### Task
The answer must be every line of the records below that holds the word "Lane".

*** Opening Material provided ***

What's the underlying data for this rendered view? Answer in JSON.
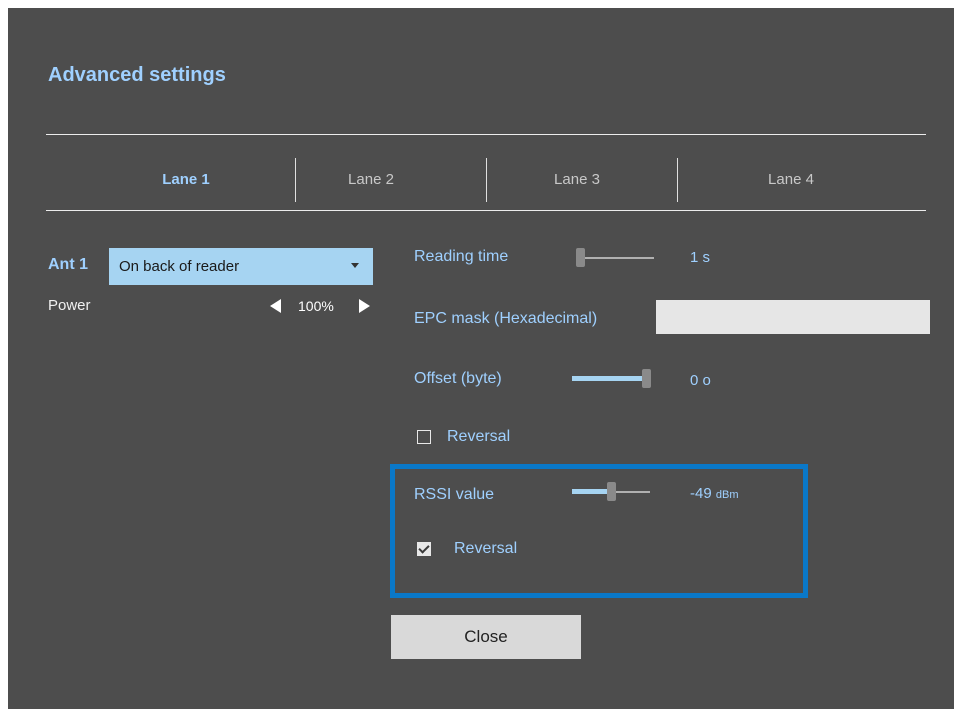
{
  "dialog": {
    "title": "Advanced settings"
  },
  "tabs": [
    {
      "label": "Lane 1",
      "active": true
    },
    {
      "label": "Lane 2",
      "active": false
    },
    {
      "label": "Lane 3",
      "active": false
    },
    {
      "label": "Lane 4",
      "active": false
    }
  ],
  "antenna": {
    "label": "Ant 1",
    "selected": "On back of reader",
    "power_label": "Power",
    "power_value": "100%"
  },
  "reading_time": {
    "label": "Reading time",
    "value": "1 s",
    "slider_fraction": 0.0
  },
  "epc_mask": {
    "label": "EPC mask (Hexadecimal)",
    "value": ""
  },
  "offset": {
    "label": "Offset (byte)",
    "value": "0 o",
    "slider_fraction": 1.0
  },
  "offset_reversal": {
    "label": "Reversal",
    "checked": false
  },
  "rssi": {
    "label": "RSSI value",
    "value": "-49",
    "unit": "dBm",
    "slider_fraction": 0.5
  },
  "rssi_reversal": {
    "label": "Reversal",
    "checked": true
  },
  "close_label": "Close",
  "colors": {
    "background": "#4d4d4d",
    "accent": "#9fd0ff",
    "highlight_border": "#0a78c8",
    "select_bg": "#a6d4f2"
  }
}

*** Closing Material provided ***

### Response to the exercise
      "label": "Lane 1",
      "label": "Lane 2",
      "label": "Lane 3",
      "label": "Lane 4",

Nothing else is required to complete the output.